Exercise: Could you retype every record below exactly as it appears?

== == ==

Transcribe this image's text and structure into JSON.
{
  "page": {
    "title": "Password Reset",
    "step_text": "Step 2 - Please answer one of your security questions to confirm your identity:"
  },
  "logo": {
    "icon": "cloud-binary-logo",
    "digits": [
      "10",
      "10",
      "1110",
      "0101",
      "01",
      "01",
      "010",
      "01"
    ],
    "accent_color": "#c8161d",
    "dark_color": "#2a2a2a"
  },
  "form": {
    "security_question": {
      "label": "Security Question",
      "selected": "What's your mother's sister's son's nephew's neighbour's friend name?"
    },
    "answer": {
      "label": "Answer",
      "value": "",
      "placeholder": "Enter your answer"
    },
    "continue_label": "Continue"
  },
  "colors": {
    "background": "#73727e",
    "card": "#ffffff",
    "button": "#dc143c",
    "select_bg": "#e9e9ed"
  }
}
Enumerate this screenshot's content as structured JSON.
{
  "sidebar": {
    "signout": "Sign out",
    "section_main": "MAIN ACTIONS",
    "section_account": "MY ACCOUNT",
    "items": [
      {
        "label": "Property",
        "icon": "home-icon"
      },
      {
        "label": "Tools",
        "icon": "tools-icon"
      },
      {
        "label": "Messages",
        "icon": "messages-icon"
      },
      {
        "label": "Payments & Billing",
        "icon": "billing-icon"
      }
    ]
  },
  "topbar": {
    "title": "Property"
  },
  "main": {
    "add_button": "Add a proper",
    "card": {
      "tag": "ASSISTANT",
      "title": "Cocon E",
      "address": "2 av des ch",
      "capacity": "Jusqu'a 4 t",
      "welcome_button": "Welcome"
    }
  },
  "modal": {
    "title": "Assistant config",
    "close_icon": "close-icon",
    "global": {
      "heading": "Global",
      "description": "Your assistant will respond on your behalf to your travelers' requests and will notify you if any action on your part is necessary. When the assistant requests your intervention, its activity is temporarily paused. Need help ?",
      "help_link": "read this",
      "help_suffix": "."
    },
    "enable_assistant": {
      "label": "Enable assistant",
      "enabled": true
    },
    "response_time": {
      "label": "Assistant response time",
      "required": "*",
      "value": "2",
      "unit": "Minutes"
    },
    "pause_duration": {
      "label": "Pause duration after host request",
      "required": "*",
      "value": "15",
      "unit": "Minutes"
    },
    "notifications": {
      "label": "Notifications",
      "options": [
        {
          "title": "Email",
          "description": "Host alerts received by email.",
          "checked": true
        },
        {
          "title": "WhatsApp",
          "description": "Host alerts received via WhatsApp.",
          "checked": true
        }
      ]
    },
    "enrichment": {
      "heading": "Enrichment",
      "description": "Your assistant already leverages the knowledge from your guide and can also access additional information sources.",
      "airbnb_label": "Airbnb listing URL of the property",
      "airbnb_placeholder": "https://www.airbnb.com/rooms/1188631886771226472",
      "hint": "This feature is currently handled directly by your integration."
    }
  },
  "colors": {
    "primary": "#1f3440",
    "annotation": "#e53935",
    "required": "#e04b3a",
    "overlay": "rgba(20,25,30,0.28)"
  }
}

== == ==

Result of this task:
Transcribe this image's text and structure into JSON.
{
  "page": {
    "title": "Password Reset",
    "step_text": "Step 2 - Please answer one of your security questions to confirm your identity:"
  },
  "logo": {
    "icon": "cloud-binary-logo",
    "digits": [
      "10",
      "10",
      "1110",
      "0101",
      "01",
      "01",
      "010",
      "01"
    ],
    "accent_color": "#c8161d",
    "dark_color": "#2a2a2a"
  },
  "form": {
    "security_question": {
      "label": "Security Question",
      "selected": "What's your mother's sister's son's nephew's neighbour's friend name?"
    },
    "answer": {
      "label": "Answer",
      "value": "",
      "placeholder": "Enter your answer"
    },
    "continue_label": "Continue"
  },
  "colors": {
    "background": "#73727e",
    "card": "#ffffff",
    "button": "#dc143c",
    "select_bg": "#e9e9ed"
  }
}
Enumerate this screenshot's content as structured JSON.
{
  "sidebar": {
    "signout": "Sign out",
    "section_main": "MAIN ACTIONS",
    "section_account": "MY ACCOUNT",
    "items": [
      {
        "label": "Property",
        "icon": "home-icon"
      },
      {
        "label": "Tools",
        "icon": "tools-icon"
      },
      {
        "label": "Messages",
        "icon": "messages-icon"
      },
      {
        "label": "Payments & Billing",
        "icon": "billing-icon"
      }
    ]
  },
  "topbar": {
    "title": "Property"
  },
  "main": {
    "add_button": "Add a proper",
    "card": {
      "tag": "ASSISTANT",
      "title": "Cocon E",
      "address": "2 av des ch",
      "capacity": "Jusqu'a 4 t",
      "welcome_button": "Welcome"
    }
  },
  "modal": {
    "title": "Assistant config",
    "close_icon": "close-icon",
    "global": {
      "heading": "Global",
      "description": "Your assistant will respond on your behalf to your travelers' requests and will notify you if any action on your part is necessary. When the assistant requests your intervention, its activity is temporarily paused. Need help ?",
      "help_link": "read this",
      "help_suffix": "."
    },
    "enable_assistant": {
      "label": "Enable assistant",
      "enabled": true
    },
    "response_time": {
      "label": "Assistant response time",
      "required": "*",
      "value": "2",
      "unit": "Minutes"
    },
    "pause_duration": {
      "label": "Pause duration after host request",
      "required": "*",
      "value": "15",
      "unit": "Minutes"
    },
    "notifications": {
      "label": "Notifications",
      "options": [
        {
          "title": "Email",
          "description": "Host alerts received by email.",
          "checked": true
        },
        {
          "title": "WhatsApp",
          "description": "Host alerts received via WhatsApp.",
          "checked": true
        }
      ]
    },
    "enrichment": {
      "heading": "Enrichment",
      "description": "Your assistant already leverages the knowledge from your guide and can also access additional information sources.",
      "airbnb_label": "Airbnb listing URL of the property",
      "airbnb_placeholder": "https://www.airbnb.com/rooms/1188631886771226472",
      "hint": "This feature is currently handled directly by your integration."
    }
  },
  "colors": {
    "primary": "#1f3440",
    "annotation": "#e53935",
    "required": "#e04b3a",
    "overlay": "rgba(20,25,30,0.28)"
  }
}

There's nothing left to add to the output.